Because they have no bacteria, viruses or fungi, these mice allow Bajaj and his research partners to study how cirrhosis might progress in the absence of microbial actors. Their findings suggest that not only are particular microbes complicit in the development of cirrhosis (the germ-free mice took longer to develop the disease than their conventional counterparts under the same induction methods) — microbes were also essential for triggering the systemic inflammation that leads to hepatic encephalopathy. The researchers were even able to isolate particular bacterial groups that proved especially pro-inflammatory.
Bajaj cautions there’s no way to run the same experiments on humans. But a study looking at the microbes of cirrhotic patients with and without hepatic encephalopathy has lent credence to their findings.

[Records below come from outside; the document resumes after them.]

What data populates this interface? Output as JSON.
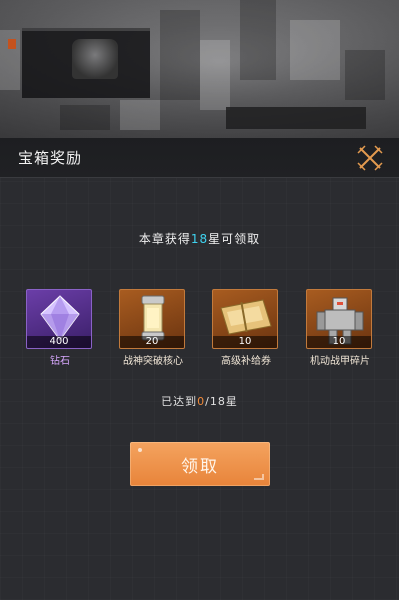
{
  "dialog": {
    "title": "宝箱奖励",
    "progress_prefix": "本章获得",
    "progress_stars": "18",
    "progress_suffix": "星可领取",
    "reached_prefix": "已达到",
    "reached_current": "0",
    "reached_suffix": "/18星",
    "claim_label": "领取"
  },
  "rewards": [
    {
      "name": "钻石",
      "count": "400",
      "icon": "diamond-icon",
      "rarity": "purple"
    },
    {
      "name": "战神突破核心",
      "count": "20",
      "icon": "core-canister-icon",
      "rarity": "orange"
    },
    {
      "name": "高级补给券",
      "count": "10",
      "icon": "supply-ticket-icon",
      "rarity": "orange"
    },
    {
      "name": "机动战甲碎片",
      "count": "10",
      "icon": "mech-fragment-icon",
      "rarity": "orange"
    }
  ],
  "colors": {
    "highlight_cyan": "#3fd3f0",
    "highlight_orange": "#f08a3a",
    "button": "#e8843a",
    "purple_frame": "#8a62c6",
    "orange_frame": "#c27a3c"
  }
}
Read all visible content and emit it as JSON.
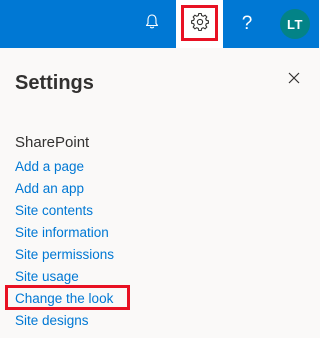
{
  "topbar": {
    "bell_icon": "bell-icon",
    "gear_icon": "gear-icon",
    "help_label": "?",
    "avatar_initials": "LT",
    "colors": {
      "bar": "#0078d4",
      "avatar": "#038387",
      "highlight": "#e81123"
    }
  },
  "panel": {
    "title": "Settings",
    "close_icon": "close-icon",
    "section_heading": "SharePoint",
    "links": [
      "Add a page",
      "Add an app",
      "Site contents",
      "Site information",
      "Site permissions",
      "Site usage",
      "Change the look",
      "Site designs"
    ],
    "link_color": "#0078d4"
  }
}
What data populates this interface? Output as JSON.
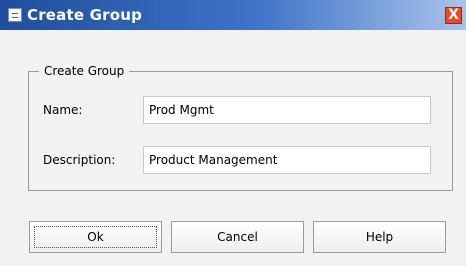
{
  "window": {
    "title": "Create Group",
    "close_label": "X"
  },
  "group": {
    "legend": "Create Group",
    "name_label": "Name:",
    "name_value": "Prod Mgmt",
    "description_label": "Description:",
    "description_value": "Product Management"
  },
  "buttons": {
    "ok": "Ok",
    "cancel": "Cancel",
    "help": "Help"
  }
}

The only permanent cure for cirrhosis is a liver transplant. But because the disease is the 12th-leading cause of death in the United States, demand far outpaces supply. Current treatments for patients with hepatic encephalopathy — usually a combination of laxatives and antibiotics — are not always effective, especially when the condition is advanced. They can also be expensive or come with a host of side effects. “Like killing an ant with a cannon” is how Bajaj describes these treatments, which target microbes in the gut indiscriminately.
Bajaj hopes his research will lead to treatments that are “more targeted, less injurious to the patient, and more likely to cause lasting benefit.”
Fettweis foresees a future where a better understanding of microbial communities yields more targeted treatments. “Our microbes are really something that constitute an organ that we haven’t appreciated before,” she says.
The best way to look after your microbes is to look after your overall health. It’s not flashy advice, Bajaj admits, but he’s sticking by it: “Eat a healthy, varied diet, with plenty of vegetables.”